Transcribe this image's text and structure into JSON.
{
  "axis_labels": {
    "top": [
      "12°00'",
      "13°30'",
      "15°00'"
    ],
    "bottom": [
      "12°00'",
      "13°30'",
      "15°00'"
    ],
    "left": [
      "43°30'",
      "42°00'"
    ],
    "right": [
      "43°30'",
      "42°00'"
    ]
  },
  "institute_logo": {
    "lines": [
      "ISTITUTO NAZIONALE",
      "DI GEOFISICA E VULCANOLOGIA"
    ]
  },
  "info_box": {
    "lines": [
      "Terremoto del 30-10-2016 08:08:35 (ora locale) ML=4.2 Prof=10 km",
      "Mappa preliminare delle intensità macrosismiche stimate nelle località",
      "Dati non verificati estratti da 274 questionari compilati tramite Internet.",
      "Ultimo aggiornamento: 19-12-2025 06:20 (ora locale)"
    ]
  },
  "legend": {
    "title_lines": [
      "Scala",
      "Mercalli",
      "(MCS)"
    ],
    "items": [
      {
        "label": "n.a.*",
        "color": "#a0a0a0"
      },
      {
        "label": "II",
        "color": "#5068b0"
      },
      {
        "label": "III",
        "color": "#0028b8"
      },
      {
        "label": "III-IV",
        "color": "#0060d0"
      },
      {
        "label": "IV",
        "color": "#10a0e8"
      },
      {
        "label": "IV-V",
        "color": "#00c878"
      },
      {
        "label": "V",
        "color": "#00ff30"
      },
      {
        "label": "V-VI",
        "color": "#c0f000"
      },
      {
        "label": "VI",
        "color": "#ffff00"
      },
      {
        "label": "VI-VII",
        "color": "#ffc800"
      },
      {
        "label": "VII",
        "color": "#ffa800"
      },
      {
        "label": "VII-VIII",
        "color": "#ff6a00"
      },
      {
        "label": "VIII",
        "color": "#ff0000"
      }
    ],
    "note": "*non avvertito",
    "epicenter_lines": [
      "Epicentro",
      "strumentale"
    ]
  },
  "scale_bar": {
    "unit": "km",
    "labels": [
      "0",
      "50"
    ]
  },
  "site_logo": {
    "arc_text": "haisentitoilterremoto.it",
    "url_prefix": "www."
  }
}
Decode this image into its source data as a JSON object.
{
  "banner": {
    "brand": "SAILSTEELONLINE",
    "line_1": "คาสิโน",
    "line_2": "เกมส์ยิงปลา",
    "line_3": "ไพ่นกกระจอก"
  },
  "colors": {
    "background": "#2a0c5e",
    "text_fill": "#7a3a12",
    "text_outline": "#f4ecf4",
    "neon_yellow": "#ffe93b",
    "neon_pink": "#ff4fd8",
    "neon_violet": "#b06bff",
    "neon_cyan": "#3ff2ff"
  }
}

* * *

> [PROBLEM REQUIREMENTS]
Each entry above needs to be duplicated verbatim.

> [EXERCISE RESPONSE]
Transcribe this image's text and structure into JSON.
{
  "axis_labels": {
    "top": [
      "12°00'",
      "13°30'",
      "15°00'"
    ],
    "bottom": [
      "12°00'",
      "13°30'",
      "15°00'"
    ],
    "left": [
      "43°30'",
      "42°00'"
    ],
    "right": [
      "43°30'",
      "42°00'"
    ]
  },
  "institute_logo": {
    "lines": [
      "ISTITUTO NAZIONALE",
      "DI GEOFISICA E VULCANOLOGIA"
    ]
  },
  "info_box": {
    "lines": [
      "Terremoto del 30-10-2016 08:08:35 (ora locale) ML=4.2 Prof=10 km",
      "Mappa preliminare delle intensità macrosismiche stimate nelle località",
      "Dati non verificati estratti da 274 questionari compilati tramite Internet.",
      "Ultimo aggiornamento: 19-12-2025 06:20 (ora locale)"
    ]
  },
  "legend": {
    "title_lines": [
      "Scala",
      "Mercalli",
      "(MCS)"
    ],
    "items": [
      {
        "label": "n.a.*",
        "color": "#a0a0a0"
      },
      {
        "label": "II",
        "color": "#5068b0"
      },
      {
        "label": "III",
        "color": "#0028b8"
      },
      {
        "label": "III-IV",
        "color": "#0060d0"
      },
      {
        "label": "IV",
        "color": "#10a0e8"
      },
      {
        "label": "IV-V",
        "color": "#00c878"
      },
      {
        "label": "V",
        "color": "#00ff30"
      },
      {
        "label": "V-VI",
        "color": "#c0f000"
      },
      {
        "label": "VI",
        "color": "#ffff00"
      },
      {
        "label": "VI-VII",
        "color": "#ffc800"
      },
      {
        "label": "VII",
        "color": "#ffa800"
      },
      {
        "label": "VII-VIII",
        "color": "#ff6a00"
      },
      {
        "label": "VIII",
        "color": "#ff0000"
      }
    ],
    "note": "*non avvertito",
    "epicenter_lines": [
      "Epicentro",
      "strumentale"
    ]
  },
  "scale_bar": {
    "unit": "km",
    "labels": [
      "0",
      "50"
    ]
  },
  "site_logo": {
    "arc_text": "haisentitoilterremoto.it",
    "url_prefix": "www."
  }
}
Decode this image into its source data as a JSON object.
{
  "banner": {
    "brand": "SAILSTEELONLINE",
    "line_1": "คาสิโน",
    "line_2": "เกมส์ยิงปลา",
    "line_3": "ไพ่นกกระจอก"
  },
  "colors": {
    "background": "#2a0c5e",
    "text_fill": "#7a3a12",
    "text_outline": "#f4ecf4",
    "neon_yellow": "#ffe93b",
    "neon_pink": "#ff4fd8",
    "neon_violet": "#b06bff",
    "neon_cyan": "#3ff2ff"
  }
}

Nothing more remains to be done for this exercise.